- Work to complete: Please tally the lines of the records that contain "label" and send back only the total.

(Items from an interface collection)
"""
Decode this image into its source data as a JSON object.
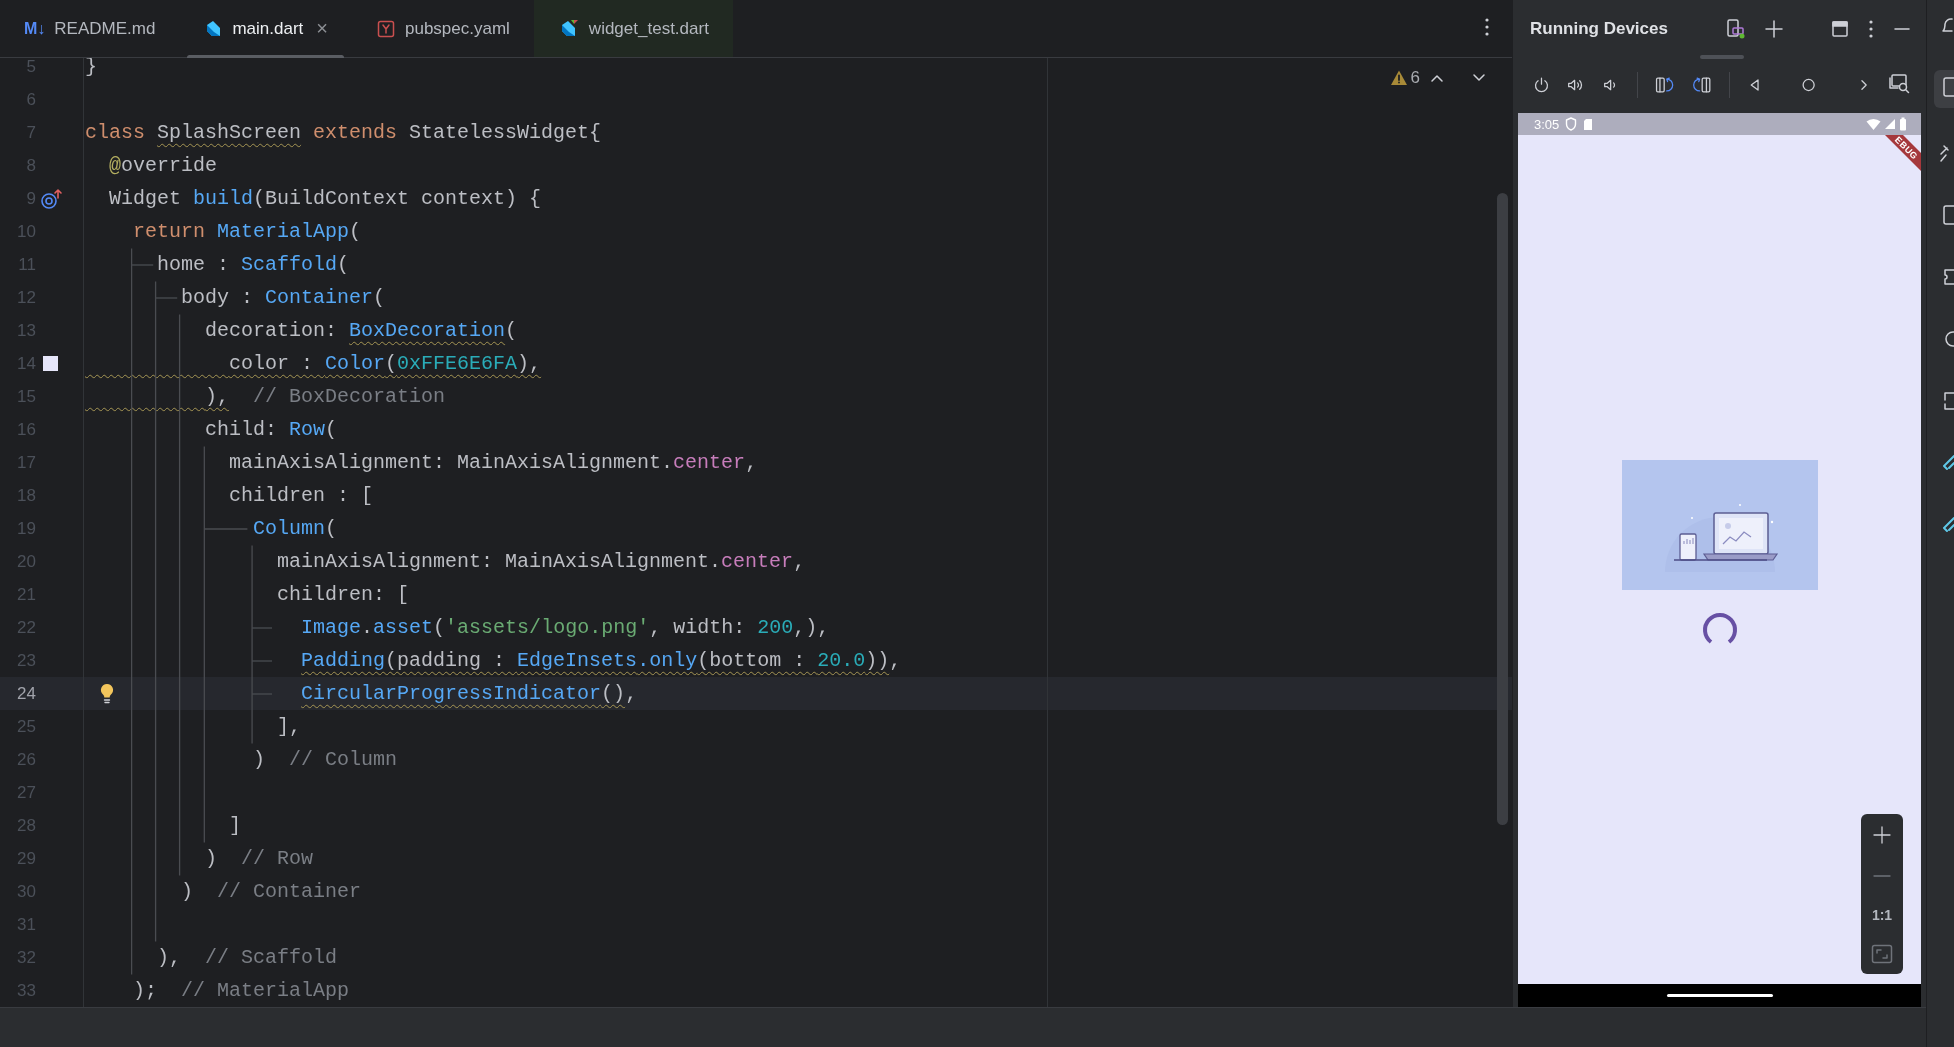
{
  "editor_tabs": [
    {
      "kind": "markdown",
      "icon": "M↓",
      "label": "README.md",
      "selected": false
    },
    {
      "kind": "dart",
      "label": "main.dart",
      "selected": true,
      "close": "×"
    },
    {
      "kind": "yaml",
      "label": "pubspec.yaml",
      "selected": false
    },
    {
      "kind": "dart_test",
      "label": "widget_test.dart",
      "selected": false
    }
  ],
  "inspection": {
    "warnings": "6"
  },
  "code_lines": [
    {
      "number": "5",
      "current": false,
      "tokens": [
        {
          "kind": "plain",
          "text": "}"
        }
      ]
    },
    {
      "number": "6",
      "current": false
    },
    {
      "number": "7",
      "current": false,
      "tokens": [
        {
          "kind": "keyword",
          "text": "class "
        },
        {
          "kind": "plain",
          "text": "SplashScreen",
          "squiggle": true
        },
        {
          "kind": "keyword",
          "text": " extends "
        },
        {
          "kind": "plain",
          "text": "StatelessWidget{"
        }
      ]
    },
    {
      "number": "8",
      "current": false,
      "tokens": [
        {
          "kind": "annotation",
          "text": "  @"
        },
        {
          "kind": "plain",
          "text": "override"
        }
      ]
    },
    {
      "number": "9",
      "current": false,
      "marker": {
        "kind": "override"
      },
      "tokens": [
        {
          "kind": "plain",
          "text": "  Widget "
        },
        {
          "kind": "call",
          "text": "build"
        },
        {
          "kind": "plain",
          "text": "(BuildContext context) {"
        }
      ]
    },
    {
      "number": "10",
      "current": false,
      "tokens": [
        {
          "kind": "keyword",
          "text": "    return "
        },
        {
          "kind": "call",
          "text": "MaterialApp"
        },
        {
          "kind": "plain",
          "text": "("
        }
      ]
    },
    {
      "number": "11",
      "current": false,
      "tokens": [
        {
          "kind": "plain",
          "text": "      home : "
        },
        {
          "kind": "call",
          "text": "Scaffold"
        },
        {
          "kind": "plain",
          "text": "("
        }
      ]
    },
    {
      "number": "12",
      "current": false,
      "tokens": [
        {
          "kind": "plain",
          "text": "        body : "
        },
        {
          "kind": "call",
          "text": "Container"
        },
        {
          "kind": "plain",
          "text": "("
        }
      ]
    },
    {
      "number": "13",
      "current": false,
      "tokens": [
        {
          "kind": "plain",
          "text": "          decoration: "
        },
        {
          "kind": "call",
          "text": "BoxDecoration",
          "squiggle": true
        },
        {
          "kind": "plain",
          "text": "("
        }
      ]
    },
    {
      "number": "14",
      "current": false,
      "marker": {
        "kind": "color_swatch",
        "color": "#e6e6fa"
      },
      "tokens": [
        {
          "kind": "plain",
          "text": "            color : ",
          "squiggle": true
        },
        {
          "kind": "call",
          "text": "Color",
          "squiggle": true
        },
        {
          "kind": "plain",
          "text": "(",
          "squiggle": true
        },
        {
          "kind": "number",
          "text": "0xFFE6E6FA",
          "squiggle": true
        },
        {
          "kind": "plain",
          "text": "),",
          "squiggle": true
        }
      ]
    },
    {
      "number": "15",
      "current": false,
      "tokens": [
        {
          "kind": "plain",
          "text": "          ),",
          "squiggle": true
        },
        {
          "kind": "comment",
          "text": "  // BoxDecoration"
        }
      ]
    },
    {
      "number": "16",
      "current": false,
      "tokens": [
        {
          "kind": "plain",
          "text": "          child: "
        },
        {
          "kind": "call",
          "text": "Row"
        },
        {
          "kind": "plain",
          "text": "("
        }
      ]
    },
    {
      "number": "17",
      "current": false,
      "tokens": [
        {
          "kind": "plain",
          "text": "            mainAxisAlignment: MainAxisAlignment."
        },
        {
          "kind": "member",
          "text": "center"
        },
        {
          "kind": "plain",
          "text": ","
        }
      ]
    },
    {
      "number": "18",
      "current": false,
      "tokens": [
        {
          "kind": "plain",
          "text": "            children : ["
        }
      ]
    },
    {
      "number": "19",
      "current": false,
      "tokens": [
        {
          "kind": "call",
          "text": "              Column"
        },
        {
          "kind": "plain",
          "text": "("
        }
      ]
    },
    {
      "number": "20",
      "current": false,
      "tokens": [
        {
          "kind": "plain",
          "text": "                mainAxisAlignment: MainAxisAlignment."
        },
        {
          "kind": "member",
          "text": "center"
        },
        {
          "kind": "plain",
          "text": ","
        }
      ]
    },
    {
      "number": "21",
      "current": false,
      "tokens": [
        {
          "kind": "plain",
          "text": "                children: ["
        }
      ]
    },
    {
      "number": "22",
      "current": false,
      "tokens": [
        {
          "kind": "call",
          "text": "                  Image"
        },
        {
          "kind": "plain",
          "text": "."
        },
        {
          "kind": "call",
          "text": "asset"
        },
        {
          "kind": "plain",
          "text": "("
        },
        {
          "kind": "string",
          "text": "'assets/logo.png'"
        },
        {
          "kind": "plain",
          "text": ", width: "
        },
        {
          "kind": "number",
          "text": "200"
        },
        {
          "kind": "plain",
          "text": ",),"
        }
      ]
    },
    {
      "number": "23",
      "current": false,
      "tokens": [
        {
          "kind": "call",
          "text": "                  Padding",
          "squiggle": true
        },
        {
          "kind": "plain",
          "text": "(padding : ",
          "squiggle": true
        },
        {
          "kind": "call",
          "text": "EdgeInsets",
          "squiggle": true
        },
        {
          "kind": "call",
          "text": ".only",
          "squiggle": true
        },
        {
          "kind": "plain",
          "text": "(bottom : ",
          "squiggle": true
        },
        {
          "kind": "number",
          "text": "20.0",
          "squiggle": true
        },
        {
          "kind": "plain",
          "text": "))",
          "squiggle": true
        },
        {
          "kind": "plain",
          "text": ","
        }
      ]
    },
    {
      "number": "24",
      "current": true,
      "marker": {
        "kind": "bulb"
      },
      "tokens": [
        {
          "kind": "call",
          "text": "                  CircularProgressIndicator",
          "squiggle": true
        },
        {
          "kind": "plain",
          "text": "()",
          "squiggle": true
        },
        {
          "kind": "plain",
          "text": ","
        }
      ]
    },
    {
      "number": "25",
      "current": false,
      "tokens": [
        {
          "kind": "plain",
          "text": "                ],"
        }
      ]
    },
    {
      "number": "26",
      "current": false,
      "tokens": [
        {
          "kind": "plain",
          "text": "              )"
        },
        {
          "kind": "comment",
          "text": "  // Column"
        }
      ]
    },
    {
      "number": "27",
      "current": false
    },
    {
      "number": "28",
      "current": false,
      "tokens": [
        {
          "kind": "plain",
          "text": "            ]"
        }
      ]
    },
    {
      "number": "29",
      "current": false,
      "tokens": [
        {
          "kind": "plain",
          "text": "          )"
        },
        {
          "kind": "comment",
          "text": "  // Row"
        }
      ]
    },
    {
      "number": "30",
      "current": false,
      "tokens": [
        {
          "kind": "plain",
          "text": "        )"
        },
        {
          "kind": "comment",
          "text": "  // Container"
        }
      ]
    },
    {
      "number": "31",
      "current": false
    },
    {
      "number": "32",
      "current": false,
      "tokens": [
        {
          "kind": "plain",
          "text": "      ),"
        },
        {
          "kind": "comment",
          "text": "  // Scaffold"
        }
      ]
    },
    {
      "number": "33",
      "current": false,
      "tokens": [
        {
          "kind": "plain",
          "text": "    );"
        },
        {
          "kind": "comment",
          "text": "  // MaterialApp"
        }
      ]
    }
  ],
  "running_devices": {
    "title": "Running Devices",
    "phone": {
      "status_time": "3:05",
      "debug_banner": "EBUG",
      "zoom_reset": "1:1"
    }
  }
}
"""
- Result of the task: 4